This is a question and answer piece with the charity Chance Changing Lives, facilitated by In Kind Direct, a charity which supports them. This is the first in a series of interviews which further explore the impact of the cost of living crisis on individuals and charities.

In Kind Direct is a charity focused on distributing consumer products, donated by companies, to charitable organisations across the UK—to ensure that everyone has access to the products they need to keep clean, safe and well. In the first half of 2022 alone, In Kind Direct has supported almost 3,000 charitable organisations with essentials products, such as personal hygiene and household cleaning products, and clothing. In a recent survey they conducted, 84% of the charitable organisations they work with said that they had seen an increase in demand for their services, and 82% said they had been supporting more people in recent months.

When asked about the cost of living crisis, the largest concern for the charitable network they support was the increase in running costs through utility bills and travel.
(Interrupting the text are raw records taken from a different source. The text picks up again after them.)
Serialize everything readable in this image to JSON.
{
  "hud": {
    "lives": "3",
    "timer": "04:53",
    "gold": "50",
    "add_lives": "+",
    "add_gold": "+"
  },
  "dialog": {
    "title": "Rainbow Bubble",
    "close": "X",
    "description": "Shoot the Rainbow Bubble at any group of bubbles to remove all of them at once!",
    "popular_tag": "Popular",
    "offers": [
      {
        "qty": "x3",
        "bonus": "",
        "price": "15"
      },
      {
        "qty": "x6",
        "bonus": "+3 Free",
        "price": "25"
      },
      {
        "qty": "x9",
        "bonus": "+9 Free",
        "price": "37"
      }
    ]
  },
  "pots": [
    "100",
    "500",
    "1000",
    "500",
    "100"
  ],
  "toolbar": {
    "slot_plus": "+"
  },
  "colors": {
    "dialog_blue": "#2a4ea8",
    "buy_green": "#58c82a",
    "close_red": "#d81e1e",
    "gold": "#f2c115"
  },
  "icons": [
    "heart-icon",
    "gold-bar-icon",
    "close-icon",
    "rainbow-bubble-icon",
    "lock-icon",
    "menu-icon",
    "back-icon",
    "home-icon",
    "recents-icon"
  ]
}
According to In Kind Direct, charitable organisations are being squeezed from both the supply and demand sides of their operations, making it increasingly difficult for them to support the people who need them most.

An organisation that relies on In Kind Direct’s services, and has been feeling the impact of the cost of living crisis, is Chance Changing Lives (CCL). Chance Changing Lives was the first community pantry to open in Cheshire back in October 2018. As a membership community pantry, it offers access to food and non-food items once a week for 170 families, as well as offering many other support services, such as counselling and debt advice.
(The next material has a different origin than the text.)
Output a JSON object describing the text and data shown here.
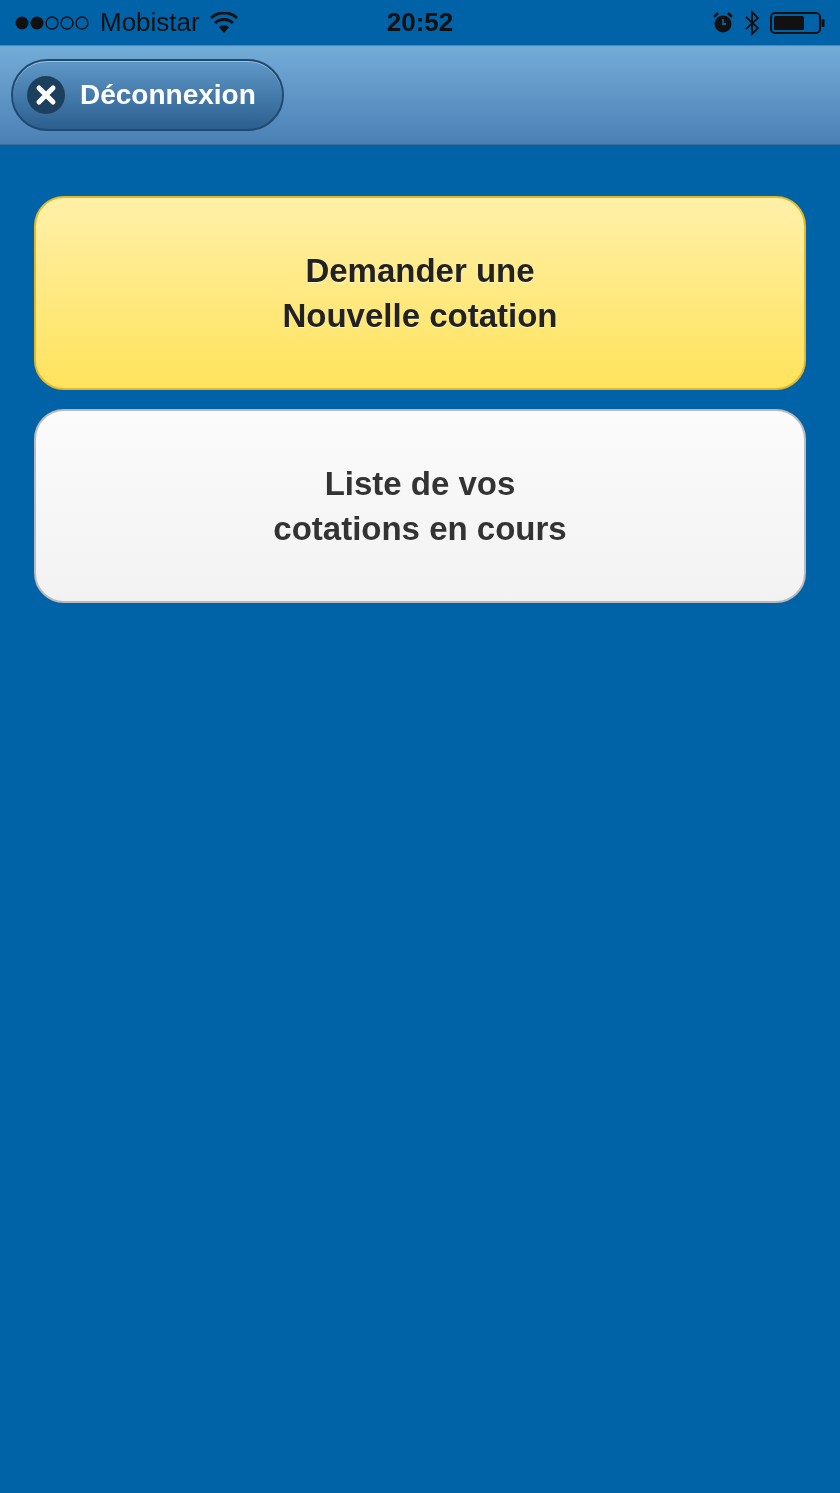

Since September 2021, CCL have seen referrals to their community pantry, from local services and other local charities, increase by 45%, with a greater proportion of those referred being people who are employed but can no longer survive on their income alone. NPC and In Kind Direct asked CCL some questions about how the increase in the cost of living is affecting their ways of working and their service users. Their responses were as follows.

How is the recent rise in the cost of living affecting your service users?

‘This unprecedented cost of living crisis has caused further harm to our already vulnerable community. Without doubt, our poorest people have already been hit the hardest by Covid-19 job losses, higher rates of death and infections, and lower rates of vaccination. We are witnessing increased attendance at both provisions, and people in in-work poverty are increasingly seeking our support. Any money saved by our members is being swallowed up by cost of living rises, especially fuel and food costs.’

How has the crisis impacted your charity and way of working?

‘We are spending 117% more on food purchases than this time last year. Our donations of food from the public are falling, as demand is increasing. We have appointed a volunteer specifically to search out the best food ‘bargains’ at local supermarkets to stock our diminished shelves.

We may have to have a cut-off point very soon as donations have slowed down to such an extent that there may soon not be enough to go round if we keep accepting new referrals as demand increases.’

What support do you need from funders, government and the charity sector?

‘Our funders supported us through the pandemic, now a similar response is needed to the cost of living crisis, which again significantly impacts those who can afford it the least. Where they can, funders should move away from a focus on new initiatives and work to fund our increasing core costs. We have food to purchase, fridges and freezers to run, a small number of staff to pay, and volunteers to recruit and train.’

For more from NPC on how to respond to the cost of living crisis, read our new guidance here.

'We are spending 117% more on food purchases than this time last year. Our donations of food from the public are falling'. Q&A with Chance Changing Lives & In Kind Direct: Click To Tweet

Footer